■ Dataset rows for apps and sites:
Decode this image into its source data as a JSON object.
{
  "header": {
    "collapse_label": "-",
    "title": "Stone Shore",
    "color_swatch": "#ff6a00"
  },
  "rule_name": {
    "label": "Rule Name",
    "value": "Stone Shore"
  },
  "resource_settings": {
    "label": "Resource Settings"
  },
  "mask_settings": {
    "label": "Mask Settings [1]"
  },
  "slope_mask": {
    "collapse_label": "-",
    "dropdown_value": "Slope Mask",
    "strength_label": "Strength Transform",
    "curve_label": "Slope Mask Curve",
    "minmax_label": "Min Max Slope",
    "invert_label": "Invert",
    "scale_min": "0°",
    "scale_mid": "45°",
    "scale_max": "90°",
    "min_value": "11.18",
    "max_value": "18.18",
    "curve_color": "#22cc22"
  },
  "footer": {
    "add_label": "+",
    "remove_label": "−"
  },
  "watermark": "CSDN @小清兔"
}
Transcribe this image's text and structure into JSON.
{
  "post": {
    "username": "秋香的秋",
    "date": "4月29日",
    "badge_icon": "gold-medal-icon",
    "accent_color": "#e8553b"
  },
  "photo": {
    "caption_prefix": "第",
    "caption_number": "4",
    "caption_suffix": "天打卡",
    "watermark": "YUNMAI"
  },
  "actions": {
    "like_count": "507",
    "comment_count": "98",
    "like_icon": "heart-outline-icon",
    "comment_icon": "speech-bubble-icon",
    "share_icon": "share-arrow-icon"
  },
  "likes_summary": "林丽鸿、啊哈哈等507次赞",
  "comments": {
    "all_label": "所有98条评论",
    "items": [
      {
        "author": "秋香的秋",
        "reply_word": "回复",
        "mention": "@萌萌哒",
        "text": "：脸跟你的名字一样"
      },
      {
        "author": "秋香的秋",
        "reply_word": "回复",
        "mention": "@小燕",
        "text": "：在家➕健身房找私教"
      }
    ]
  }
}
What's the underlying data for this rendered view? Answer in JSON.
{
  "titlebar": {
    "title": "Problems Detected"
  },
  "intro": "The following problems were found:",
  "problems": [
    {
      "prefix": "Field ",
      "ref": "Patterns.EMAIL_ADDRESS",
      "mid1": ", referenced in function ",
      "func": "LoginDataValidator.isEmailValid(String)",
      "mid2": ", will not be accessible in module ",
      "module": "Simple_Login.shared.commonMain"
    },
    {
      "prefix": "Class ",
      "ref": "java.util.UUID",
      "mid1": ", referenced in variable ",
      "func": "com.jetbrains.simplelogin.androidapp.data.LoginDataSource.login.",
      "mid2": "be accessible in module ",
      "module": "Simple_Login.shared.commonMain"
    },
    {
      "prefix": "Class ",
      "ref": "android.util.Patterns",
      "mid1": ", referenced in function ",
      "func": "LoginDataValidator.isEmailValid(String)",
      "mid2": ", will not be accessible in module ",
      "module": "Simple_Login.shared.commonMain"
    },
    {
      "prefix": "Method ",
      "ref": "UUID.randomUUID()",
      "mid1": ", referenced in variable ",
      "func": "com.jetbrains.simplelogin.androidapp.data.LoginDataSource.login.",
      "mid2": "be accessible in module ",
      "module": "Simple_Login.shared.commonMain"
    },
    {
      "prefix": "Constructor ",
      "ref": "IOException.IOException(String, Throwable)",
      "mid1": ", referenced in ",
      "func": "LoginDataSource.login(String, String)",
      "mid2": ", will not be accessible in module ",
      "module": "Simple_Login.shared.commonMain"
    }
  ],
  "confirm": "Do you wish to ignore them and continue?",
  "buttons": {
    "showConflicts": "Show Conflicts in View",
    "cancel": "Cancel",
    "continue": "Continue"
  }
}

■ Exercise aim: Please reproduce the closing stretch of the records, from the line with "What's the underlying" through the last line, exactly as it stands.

■ Written solution:
What's the underlying data for this rendered view? Answer in JSON.
{
  "titlebar": {
    "title": "Problems Detected"
  },
  "intro": "The following problems were found:",
  "problems": [
    {
      "prefix": "Field ",
      "ref": "Patterns.EMAIL_ADDRESS",
      "mid1": ", referenced in function ",
      "func": "LoginDataValidator.isEmailValid(String)",
      "mid2": ", will not be accessible in module ",
      "module": "Simple_Login.shared.commonMain"
    },
    {
      "prefix": "Class ",
      "ref": "java.util.UUID",
      "mid1": ", referenced in variable ",
      "func": "com.jetbrains.simplelogin.androidapp.data.LoginDataSource.login.",
      "mid2": "be accessible in module ",
      "module": "Simple_Login.shared.commonMain"
    },
    {
      "prefix": "Class ",
      "ref": "android.util.Patterns",
      "mid1": ", referenced in function ",
      "func": "LoginDataValidator.isEmailValid(String)",
      "mid2": ", will not be accessible in module ",
      "module": "Simple_Login.shared.commonMain"
    },
    {
      "prefix": "Method ",
      "ref": "UUID.randomUUID()",
      "mid1": ", referenced in variable ",
      "func": "com.jetbrains.simplelogin.androidapp.data.LoginDataSource.login.",
      "mid2": "be accessible in module ",
      "module": "Simple_Login.shared.commonMain"
    },
    {
      "prefix": "Constructor ",
      "ref": "IOException.IOException(String, Throwable)",
      "mid1": ", referenced in ",
      "func": "LoginDataSource.login(String, String)",
      "mid2": ", will not be accessible in module ",
      "module": "Simple_Login.shared.commonMain"
    }
  ],
  "confirm": "Do you wish to ignore them and continue?",
  "buttons": {
    "showConflicts": "Show Conflicts in View",
    "cancel": "Cancel",
    "continue": "Continue"
  }
}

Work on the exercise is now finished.